* [DIRECTIONS]: Give all the records again, with no alterations.

[TASK INPUT Boundary: Start]

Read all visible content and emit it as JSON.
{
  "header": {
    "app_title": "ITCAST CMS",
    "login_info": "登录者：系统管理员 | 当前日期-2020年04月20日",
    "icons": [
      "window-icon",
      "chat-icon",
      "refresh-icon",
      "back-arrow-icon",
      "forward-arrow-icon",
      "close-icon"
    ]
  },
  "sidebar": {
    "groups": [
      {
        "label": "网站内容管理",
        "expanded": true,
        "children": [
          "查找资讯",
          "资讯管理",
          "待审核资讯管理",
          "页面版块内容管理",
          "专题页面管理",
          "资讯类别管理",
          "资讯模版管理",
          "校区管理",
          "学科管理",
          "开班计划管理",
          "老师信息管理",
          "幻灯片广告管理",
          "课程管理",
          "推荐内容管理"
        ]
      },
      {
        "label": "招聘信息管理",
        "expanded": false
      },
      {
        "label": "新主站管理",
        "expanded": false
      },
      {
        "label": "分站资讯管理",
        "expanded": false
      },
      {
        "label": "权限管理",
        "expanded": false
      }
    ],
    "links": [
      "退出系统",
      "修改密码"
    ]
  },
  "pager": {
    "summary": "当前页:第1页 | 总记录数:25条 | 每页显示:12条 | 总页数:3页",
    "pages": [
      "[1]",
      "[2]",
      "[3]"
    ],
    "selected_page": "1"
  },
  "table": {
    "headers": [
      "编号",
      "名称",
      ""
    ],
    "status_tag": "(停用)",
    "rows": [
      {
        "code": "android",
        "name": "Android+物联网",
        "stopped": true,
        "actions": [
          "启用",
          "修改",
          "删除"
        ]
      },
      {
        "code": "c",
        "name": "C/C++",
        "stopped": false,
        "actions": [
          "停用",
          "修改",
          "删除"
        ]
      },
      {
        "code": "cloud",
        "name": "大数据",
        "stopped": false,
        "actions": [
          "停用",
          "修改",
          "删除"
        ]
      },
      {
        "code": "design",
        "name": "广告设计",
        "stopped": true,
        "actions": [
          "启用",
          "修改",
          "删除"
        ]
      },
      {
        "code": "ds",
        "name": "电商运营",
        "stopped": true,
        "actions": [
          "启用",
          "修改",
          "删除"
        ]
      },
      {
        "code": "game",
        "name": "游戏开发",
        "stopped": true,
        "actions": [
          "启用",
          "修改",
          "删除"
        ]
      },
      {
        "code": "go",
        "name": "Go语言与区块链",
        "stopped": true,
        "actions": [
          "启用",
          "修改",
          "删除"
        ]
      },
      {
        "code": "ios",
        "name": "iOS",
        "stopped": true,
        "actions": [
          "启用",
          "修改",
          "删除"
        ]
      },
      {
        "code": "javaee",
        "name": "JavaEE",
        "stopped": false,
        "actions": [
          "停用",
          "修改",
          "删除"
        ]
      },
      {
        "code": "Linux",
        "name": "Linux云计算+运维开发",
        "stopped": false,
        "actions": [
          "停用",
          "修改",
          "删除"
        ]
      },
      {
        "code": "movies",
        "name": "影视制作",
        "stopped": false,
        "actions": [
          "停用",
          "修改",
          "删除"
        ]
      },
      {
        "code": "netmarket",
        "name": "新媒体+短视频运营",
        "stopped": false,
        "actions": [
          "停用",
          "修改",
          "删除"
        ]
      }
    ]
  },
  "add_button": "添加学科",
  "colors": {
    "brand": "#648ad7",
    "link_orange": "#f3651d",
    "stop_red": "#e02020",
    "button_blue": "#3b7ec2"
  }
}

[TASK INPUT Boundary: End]

* [REPLY]:
Read all visible content and emit it as JSON.
{
  "header": {
    "app_title": "ITCAST CMS",
    "login_info": "登录者：系统管理员 | 当前日期-2020年04月20日",
    "icons": [
      "window-icon",
      "chat-icon",
      "refresh-icon",
      "back-arrow-icon",
      "forward-arrow-icon",
      "close-icon"
    ]
  },
  "sidebar": {
    "groups": [
      {
        "label": "网站内容管理",
        "expanded": true,
        "children": [
          "查找资讯",
          "资讯管理",
          "待审核资讯管理",
          "页面版块内容管理",
          "专题页面管理",
          "资讯类别管理",
          "资讯模版管理",
          "校区管理",
          "学科管理",
          "开班计划管理",
          "老师信息管理",
          "幻灯片广告管理",
          "课程管理",
          "推荐内容管理"
        ]
      },
      {
        "label": "招聘信息管理",
        "expanded": false
      },
      {
        "label": "新主站管理",
        "expanded": false
      },
      {
        "label": "分站资讯管理",
        "expanded": false
      },
      {
        "label": "权限管理",
        "expanded": false
      }
    ],
    "links": [
      "退出系统",
      "修改密码"
    ]
  },
  "pager": {
    "summary": "当前页:第1页 | 总记录数:25条 | 每页显示:12条 | 总页数:3页",
    "pages": [
      "[1]",
      "[2]",
      "[3]"
    ],
    "selected_page": "1"
  },
  "table": {
    "headers": [
      "编号",
      "名称",
      ""
    ],
    "status_tag": "(停用)",
    "rows": [
      {
        "code": "android",
        "name": "Android+物联网",
        "stopped": true,
        "actions": [
          "启用",
          "修改",
          "删除"
        ]
      },
      {
        "code": "c",
        "name": "C/C++",
        "stopped": false,
        "actions": [
          "停用",
          "修改",
          "删除"
        ]
      },
      {
        "code": "cloud",
        "name": "大数据",
        "stopped": false,
        "actions": [
          "停用",
          "修改",
          "删除"
        ]
      },
      {
        "code": "design",
        "name": "广告设计",
        "stopped": true,
        "actions": [
          "启用",
          "修改",
          "删除"
        ]
      },
      {
        "code": "ds",
        "name": "电商运营",
        "stopped": true,
        "actions": [
          "启用",
          "修改",
          "删除"
        ]
      },
      {
        "code": "game",
        "name": "游戏开发",
        "stopped": true,
        "actions": [
          "启用",
          "修改",
          "删除"
        ]
      },
      {
        "code": "go",
        "name": "Go语言与区块链",
        "stopped": true,
        "actions": [
          "启用",
          "修改",
          "删除"
        ]
      },
      {
        "code": "ios",
        "name": "iOS",
        "stopped": true,
        "actions": [
          "启用",
          "修改",
          "删除"
        ]
      },
      {
        "code": "javaee",
        "name": "JavaEE",
        "stopped": false,
        "actions": [
          "停用",
          "修改",
          "删除"
        ]
      },
      {
        "code": "Linux",
        "name": "Linux云计算+运维开发",
        "stopped": false,
        "actions": [
          "停用",
          "修改",
          "删除"
        ]
      },
      {
        "code": "movies",
        "name": "影视制作",
        "stopped": false,
        "actions": [
          "停用",
          "修改",
          "删除"
        ]
      },
      {
        "code": "netmarket",
        "name": "新媒体+短视频运营",
        "stopped": false,
        "actions": [
          "停用",
          "修改",
          "删除"
        ]
      }
    ]
  },
  "add_button": "添加学科",
  "colors": {
    "brand": "#648ad7",
    "link_orange": "#f3651d",
    "stop_red": "#e02020",
    "button_blue": "#3b7ec2"
  }
}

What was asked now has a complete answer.